## [Aim of the exercise]
The pictures are to be omitted when the entries are reproduced exactly.

## [Records supplied]
= Beginning of Section =

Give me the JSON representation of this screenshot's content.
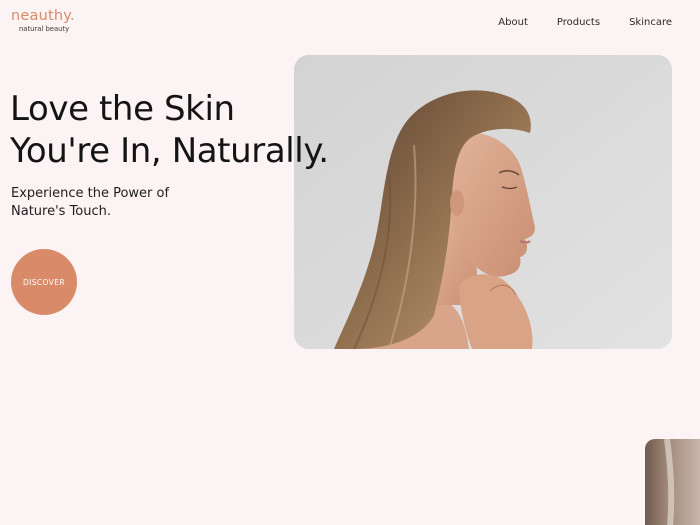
{
  "brand": {
    "name": "neauthy.",
    "tagline": "natural beauty"
  },
  "nav": {
    "items": [
      {
        "label": "About"
      },
      {
        "label": "Products"
      },
      {
        "label": "Skincare"
      }
    ]
  },
  "hero": {
    "headline_line1": "Love the Skin",
    "headline_line2": "You're In, Naturally.",
    "subhead_line1": "Experience the Power of",
    "subhead_line2": "Nature's Touch.",
    "cta_label": "DISCOVER"
  },
  "colors": {
    "background": "#fbf3f4",
    "accent": "#d98a68",
    "text": "#1c1c1c"
  }
}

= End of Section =

## [The completed task]
Give me the JSON representation of this screenshot's content.
{
  "brand": {
    "name": "neauthy.",
    "tagline": "natural beauty"
  },
  "nav": {
    "items": [
      {
        "label": "About"
      },
      {
        "label": "Products"
      },
      {
        "label": "Skincare"
      }
    ]
  },
  "hero": {
    "headline_line1": "Love the Skin",
    "headline_line2": "You're In, Naturally.",
    "subhead_line1": "Experience the Power of",
    "subhead_line2": "Nature's Touch.",
    "cta_label": "DISCOVER"
  },
  "colors": {
    "background": "#fbf3f4",
    "accent": "#d98a68",
    "text": "#1c1c1c"
  }
}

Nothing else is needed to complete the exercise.